CPIC guidelines are designed to help clinicians understand HOW available genetic test results should be used to optimize drug therapy, rather than WHETHER tests should be ordered. A key assumption underlying the CPIC guidelines is that clinical high-throughput and pre-emptive (pre-prescription) genotyping will become more widespread, and that clinicians will be faced with having patients’ genotypes available even if they have not explicitly ordered a test with a specific drug in mind. CPIC’s guidelines, processes and projects have been endorsed by several professional societies – read more.
Each CPIC guideline adheres to a standard format, and includes a standard system for grading levels of evidence linking genotypes to phenotypes, how to assign phenotypes to clinical genotypes, prescribing recommendations based on genotype/phenotype, and a standard system for assigning strength to each prescribing recommendation. The SOP for guideline creation has been published in Current Drug Metabolism: Incorporation of Pharmacogenomics into Routine Clinical Practice: The Pharmacogenetics Implementation Consortium (CPIC) Guideline Development Process.
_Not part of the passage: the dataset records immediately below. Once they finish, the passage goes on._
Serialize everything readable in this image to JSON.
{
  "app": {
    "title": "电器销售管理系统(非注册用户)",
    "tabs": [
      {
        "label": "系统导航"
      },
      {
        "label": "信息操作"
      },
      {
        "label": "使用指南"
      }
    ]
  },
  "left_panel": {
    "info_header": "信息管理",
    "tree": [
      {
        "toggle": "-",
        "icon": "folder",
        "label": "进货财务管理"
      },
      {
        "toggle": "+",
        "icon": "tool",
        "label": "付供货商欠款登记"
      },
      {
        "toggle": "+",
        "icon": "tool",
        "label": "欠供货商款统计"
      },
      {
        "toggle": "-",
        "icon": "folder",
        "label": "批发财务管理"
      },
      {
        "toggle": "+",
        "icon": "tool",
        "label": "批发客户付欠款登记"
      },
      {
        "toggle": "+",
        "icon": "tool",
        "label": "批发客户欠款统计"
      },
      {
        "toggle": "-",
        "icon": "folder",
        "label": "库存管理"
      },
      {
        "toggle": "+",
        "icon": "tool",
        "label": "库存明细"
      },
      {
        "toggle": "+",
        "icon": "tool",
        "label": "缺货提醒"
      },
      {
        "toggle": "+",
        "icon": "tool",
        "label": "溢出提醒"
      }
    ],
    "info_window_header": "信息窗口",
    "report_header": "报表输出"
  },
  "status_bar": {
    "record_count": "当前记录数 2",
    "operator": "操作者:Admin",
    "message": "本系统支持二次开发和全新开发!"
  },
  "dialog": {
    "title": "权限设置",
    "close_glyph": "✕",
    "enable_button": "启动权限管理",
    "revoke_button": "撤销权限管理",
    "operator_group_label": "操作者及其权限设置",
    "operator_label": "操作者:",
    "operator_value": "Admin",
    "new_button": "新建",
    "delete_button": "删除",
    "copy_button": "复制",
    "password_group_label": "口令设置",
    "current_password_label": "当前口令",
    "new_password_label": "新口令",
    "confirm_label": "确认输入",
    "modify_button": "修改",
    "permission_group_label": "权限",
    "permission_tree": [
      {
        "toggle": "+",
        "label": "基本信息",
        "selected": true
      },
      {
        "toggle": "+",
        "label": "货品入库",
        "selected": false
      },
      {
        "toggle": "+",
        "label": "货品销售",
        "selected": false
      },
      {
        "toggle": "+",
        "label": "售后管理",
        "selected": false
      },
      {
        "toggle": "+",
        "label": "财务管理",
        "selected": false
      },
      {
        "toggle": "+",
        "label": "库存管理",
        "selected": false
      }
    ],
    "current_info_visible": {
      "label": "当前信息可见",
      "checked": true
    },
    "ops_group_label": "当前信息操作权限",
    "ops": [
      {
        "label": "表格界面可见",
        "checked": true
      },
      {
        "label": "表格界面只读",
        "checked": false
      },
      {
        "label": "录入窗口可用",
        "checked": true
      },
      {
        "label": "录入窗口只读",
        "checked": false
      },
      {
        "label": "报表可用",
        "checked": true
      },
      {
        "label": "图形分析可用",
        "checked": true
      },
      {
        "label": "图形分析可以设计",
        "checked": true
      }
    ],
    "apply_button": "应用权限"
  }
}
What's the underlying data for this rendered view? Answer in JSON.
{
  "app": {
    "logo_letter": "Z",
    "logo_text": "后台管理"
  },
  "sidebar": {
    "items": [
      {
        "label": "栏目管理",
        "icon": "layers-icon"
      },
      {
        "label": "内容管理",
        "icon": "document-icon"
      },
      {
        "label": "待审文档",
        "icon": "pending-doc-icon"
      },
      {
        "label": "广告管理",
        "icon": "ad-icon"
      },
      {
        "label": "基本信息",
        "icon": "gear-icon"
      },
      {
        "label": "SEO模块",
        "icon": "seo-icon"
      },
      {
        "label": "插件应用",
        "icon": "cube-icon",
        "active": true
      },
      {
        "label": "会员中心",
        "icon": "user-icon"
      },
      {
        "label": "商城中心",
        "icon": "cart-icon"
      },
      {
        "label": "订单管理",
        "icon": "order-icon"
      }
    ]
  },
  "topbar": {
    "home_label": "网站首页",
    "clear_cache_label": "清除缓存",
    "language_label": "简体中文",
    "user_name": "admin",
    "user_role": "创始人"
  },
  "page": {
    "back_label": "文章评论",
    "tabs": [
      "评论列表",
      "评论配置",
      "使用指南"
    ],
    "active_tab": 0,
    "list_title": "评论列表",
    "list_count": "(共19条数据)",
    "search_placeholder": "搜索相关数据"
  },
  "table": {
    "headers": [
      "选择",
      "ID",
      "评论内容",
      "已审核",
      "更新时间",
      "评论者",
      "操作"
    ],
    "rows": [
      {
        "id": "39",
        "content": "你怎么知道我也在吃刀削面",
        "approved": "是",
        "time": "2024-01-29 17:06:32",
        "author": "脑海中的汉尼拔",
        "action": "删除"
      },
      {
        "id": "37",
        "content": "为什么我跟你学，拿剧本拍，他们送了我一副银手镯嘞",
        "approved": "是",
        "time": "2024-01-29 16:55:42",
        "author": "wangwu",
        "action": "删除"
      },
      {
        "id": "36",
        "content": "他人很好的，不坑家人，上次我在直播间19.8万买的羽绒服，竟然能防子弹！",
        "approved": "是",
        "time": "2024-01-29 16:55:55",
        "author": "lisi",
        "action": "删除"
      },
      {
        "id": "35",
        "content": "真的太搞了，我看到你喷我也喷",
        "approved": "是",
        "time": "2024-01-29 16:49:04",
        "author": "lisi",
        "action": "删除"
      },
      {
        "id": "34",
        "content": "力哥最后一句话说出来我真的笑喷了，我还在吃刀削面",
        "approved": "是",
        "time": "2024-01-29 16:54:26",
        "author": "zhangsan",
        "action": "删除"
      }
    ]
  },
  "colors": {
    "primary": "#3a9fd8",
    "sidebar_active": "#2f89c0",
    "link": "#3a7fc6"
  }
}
The CPIC authorship guidelines contain more details on minimizing and managing conflicts of interest.